One of the most interesting and unusual aspects of the film is that it was written by none other than George ‘Buck’ Flower. Yes. The guy who made a living playing homeless vagrants in such classics as Back to the Future, Escape From New York, and They Live. After a little research, I found out that he also wrote some of the most notorious entries in the 80’s sex comedies craze, including The Bikini Carwash Company, Takin’ It All Off, and Party Favors. Quite an interesting career for the late Mr. Flower. On the whole, though they are badly written, the characters in the film come off much more memorably than others in similar slashers. For one, I enjoyed Newton Naushaus’ portrayal of the theater owner, Mr. Johnson. A memorably campy turn is given by Douglas Gudbye as the former sword swallower, Germy. George ‘Buck’ Flower ends up having a small but interesting role toward the end of the film. The end of the film is pretty random, but kind of cool in a way. It probably worked best at actual drive-ins, but I can’t imagine much of anyone being scared by the film at all.
The film hasn’t had a legit DVD release yet, and the version I watched was released by Cheezy Flicks, a company notorious for releasing unauthorized copies of films on DVD. Now, I’m not saying Drive-In Massacre deserves the Criterion treatment, but I think this film…any film, really…deserves better than a company that can’t even spell “presentation” right. Even the film’s title in my computer’s DVD player had the film’s title misspelled, “Drive-In Massacare”. The DVD’s quality also leaves a lot to be desired. The video is much worse than a lot of VHS transfers that I’ve seen, and the audio was so low and muffled that I had to turn my computer’s speakers all the way to the maximum volume in order to hear the dialogue. Every film at least deserves a halfway decent presentation for a fair assessment of its merits or lack thereof.
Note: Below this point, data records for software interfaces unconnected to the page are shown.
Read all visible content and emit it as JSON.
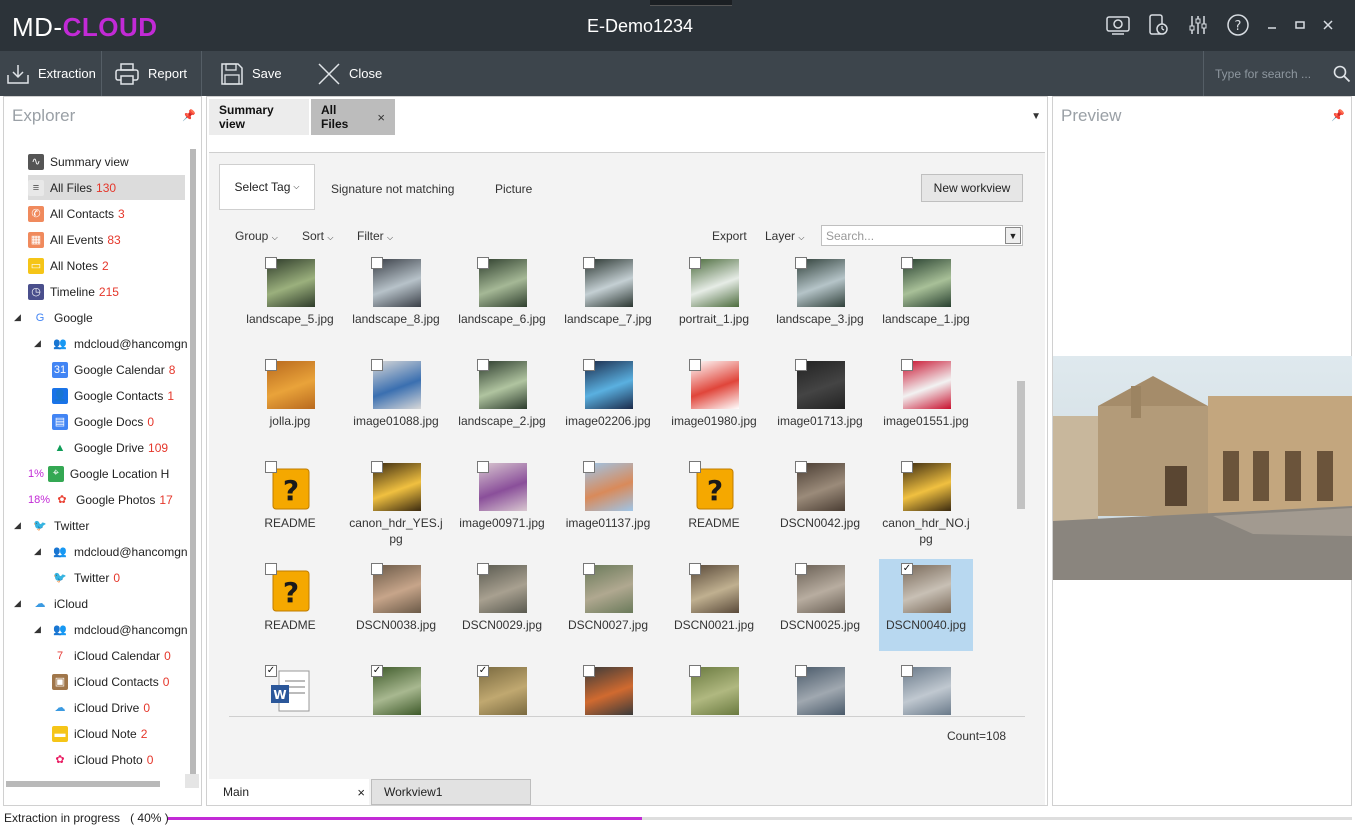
{
  "app": {
    "logo_md": "MD-",
    "logo_cloud": "CLOUD",
    "window_title": "E-Demo1234",
    "title_icons": [
      "camera-icon",
      "device-clock-icon",
      "sliders-icon",
      "help-icon",
      "minimize-icon",
      "maximize-icon",
      "close-icon"
    ]
  },
  "toolbar": {
    "extraction": "Extraction",
    "report": "Report",
    "save": "Save",
    "close": "Close",
    "search_placeholder": "Type for search ..."
  },
  "explorer": {
    "title": "Explorer",
    "items": [
      {
        "label": "Summary view",
        "count": "",
        "icon": "pulse-icon"
      },
      {
        "label": "All Files",
        "count": "130",
        "icon": "file-icon"
      },
      {
        "label": "All Contacts",
        "count": "3",
        "icon": "phone-icon"
      },
      {
        "label": "All Events",
        "count": "83",
        "icon": "calendar-icon"
      },
      {
        "label": "All Notes",
        "count": "2",
        "icon": "note-icon"
      },
      {
        "label": "Timeline",
        "count": "215",
        "icon": "clock-icon"
      },
      {
        "label": "Google",
        "count": "",
        "icon": "google-icon"
      },
      {
        "label": "mdcloud@hancomgn",
        "count": "",
        "icon": "users-icon"
      },
      {
        "label": "Google Calendar",
        "count": "8",
        "icon": "google-calendar-icon"
      },
      {
        "label": "Google Contacts",
        "count": "1",
        "icon": "google-contacts-icon"
      },
      {
        "label": "Google Docs",
        "count": "0",
        "icon": "google-docs-icon"
      },
      {
        "label": "Google Drive",
        "count": "109",
        "icon": "google-drive-icon"
      },
      {
        "label": "Google Location H",
        "count": "",
        "pct": "1%",
        "icon": "google-maps-icon"
      },
      {
        "label": "Google Photos",
        "count": "17",
        "pct": "18%",
        "icon": "google-photos-icon"
      },
      {
        "label": "Twitter",
        "count": "",
        "icon": "twitter-icon"
      },
      {
        "label": "mdcloud@hancomgn",
        "count": "",
        "icon": "users-icon"
      },
      {
        "label": "Twitter",
        "count": "0",
        "icon": "twitter-icon"
      },
      {
        "label": "iCloud",
        "count": "",
        "icon": "icloud-icon"
      },
      {
        "label": "mdcloud@hancomgn",
        "count": "",
        "icon": "users-icon"
      },
      {
        "label": "iCloud Calendar",
        "count": "0",
        "icon": "icloud-calendar-icon"
      },
      {
        "label": "iCloud Contacts",
        "count": "0",
        "icon": "icloud-contacts-icon"
      },
      {
        "label": "iCloud Drive",
        "count": "0",
        "icon": "icloud-drive-icon"
      },
      {
        "label": "iCloud Note",
        "count": "2",
        "icon": "icloud-note-icon"
      },
      {
        "label": "iCloud Photo",
        "count": "0",
        "icon": "icloud-photos-icon"
      }
    ]
  },
  "tabs": {
    "summary": "Summary view",
    "all_files": "All Files",
    "close_glyph": "×"
  },
  "tagbar": {
    "select_tag": "Select Tag",
    "tags": [
      "Signature not matching",
      "Picture"
    ],
    "new_workview": "New workview"
  },
  "controls": {
    "group": "Group",
    "sort": "Sort",
    "filter": "Filter",
    "export": "Export",
    "layer": "Layer",
    "search_placeholder": "Search..."
  },
  "files": [
    {
      "name": "landscape_5.jpg",
      "checked": false,
      "selected": false
    },
    {
      "name": "landscape_8.jpg",
      "checked": false,
      "selected": false
    },
    {
      "name": "landscape_6.jpg",
      "checked": false,
      "selected": false
    },
    {
      "name": "landscape_7.jpg",
      "checked": false,
      "selected": false
    },
    {
      "name": "portrait_1.jpg",
      "checked": false,
      "selected": false
    },
    {
      "name": "landscape_3.jpg",
      "checked": false,
      "selected": false
    },
    {
      "name": "landscape_1.jpg",
      "checked": false,
      "selected": false
    },
    {
      "name": "jolla.jpg",
      "checked": false,
      "selected": false
    },
    {
      "name": "image01088.jpg",
      "checked": false,
      "selected": false
    },
    {
      "name": "landscape_2.jpg",
      "checked": false,
      "selected": false
    },
    {
      "name": "image02206.jpg",
      "checked": false,
      "selected": false
    },
    {
      "name": "image01980.jpg",
      "checked": false,
      "selected": false
    },
    {
      "name": "image01713.jpg",
      "checked": false,
      "selected": false
    },
    {
      "name": "image01551.jpg",
      "checked": false,
      "selected": false
    },
    {
      "name": "README",
      "checked": false,
      "selected": false
    },
    {
      "name": "canon_hdr_YES.jpg",
      "checked": false,
      "selected": false
    },
    {
      "name": "image00971.jpg",
      "checked": false,
      "selected": false
    },
    {
      "name": "image01137.jpg",
      "checked": false,
      "selected": false
    },
    {
      "name": "README",
      "checked": false,
      "selected": false
    },
    {
      "name": "DSCN0042.jpg",
      "checked": false,
      "selected": false
    },
    {
      "name": "canon_hdr_NO.jpg",
      "checked": false,
      "selected": false
    },
    {
      "name": "README",
      "checked": false,
      "selected": false
    },
    {
      "name": "DSCN0038.jpg",
      "checked": false,
      "selected": false
    },
    {
      "name": "DSCN0029.jpg",
      "checked": false,
      "selected": false
    },
    {
      "name": "DSCN0027.jpg",
      "checked": false,
      "selected": false
    },
    {
      "name": "DSCN0021.jpg",
      "checked": false,
      "selected": false
    },
    {
      "name": "DSCN0025.jpg",
      "checked": false,
      "selected": false
    },
    {
      "name": "DSCN0040.jpg",
      "checked": true,
      "selected": true
    },
    {
      "name": "",
      "checked": true,
      "selected": false
    },
    {
      "name": "",
      "checked": true,
      "selected": false
    },
    {
      "name": "",
      "checked": true,
      "selected": false
    },
    {
      "name": "",
      "checked": false,
      "selected": false
    },
    {
      "name": "",
      "checked": false,
      "selected": false
    },
    {
      "name": "",
      "checked": false,
      "selected": false
    },
    {
      "name": "",
      "checked": false,
      "selected": false
    }
  ],
  "count_label": "Count=108",
  "bottom_tabs": {
    "main": "Main",
    "workview": "Workview1"
  },
  "preview": {
    "title": "Preview"
  },
  "status": {
    "text": "Extraction in progress",
    "percent_label": "( 40% )",
    "progress": 0.4
  },
  "colors": {
    "accent": "#c22ad6",
    "count_red": "#e5372b",
    "titlebar": "#2c3339",
    "toolbar": "#3d454c",
    "selection": "#b8d8f0"
  }
}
Aside from a great opening double death sequence, there really isn’t enough happening in the film to recommend it. It’s an oddity, but one not worth much more than a single curious glance. In the right mood and with the right group of friends, it might prove to be a bit of fun, but in all seriousness, there are much better cheese flicks out there to give this one a whole hour and a half of your time. I went into it thinking it’d be awful, and found it to be strangely watchable, if not at all that enjoyable. If you’re a slasher aficionado and would like to see something unique and formulaic pre-Halloween, it’s worth a watch. Otherwise, this ‘drive-in’ date left me pretty limp, so I say Trash it!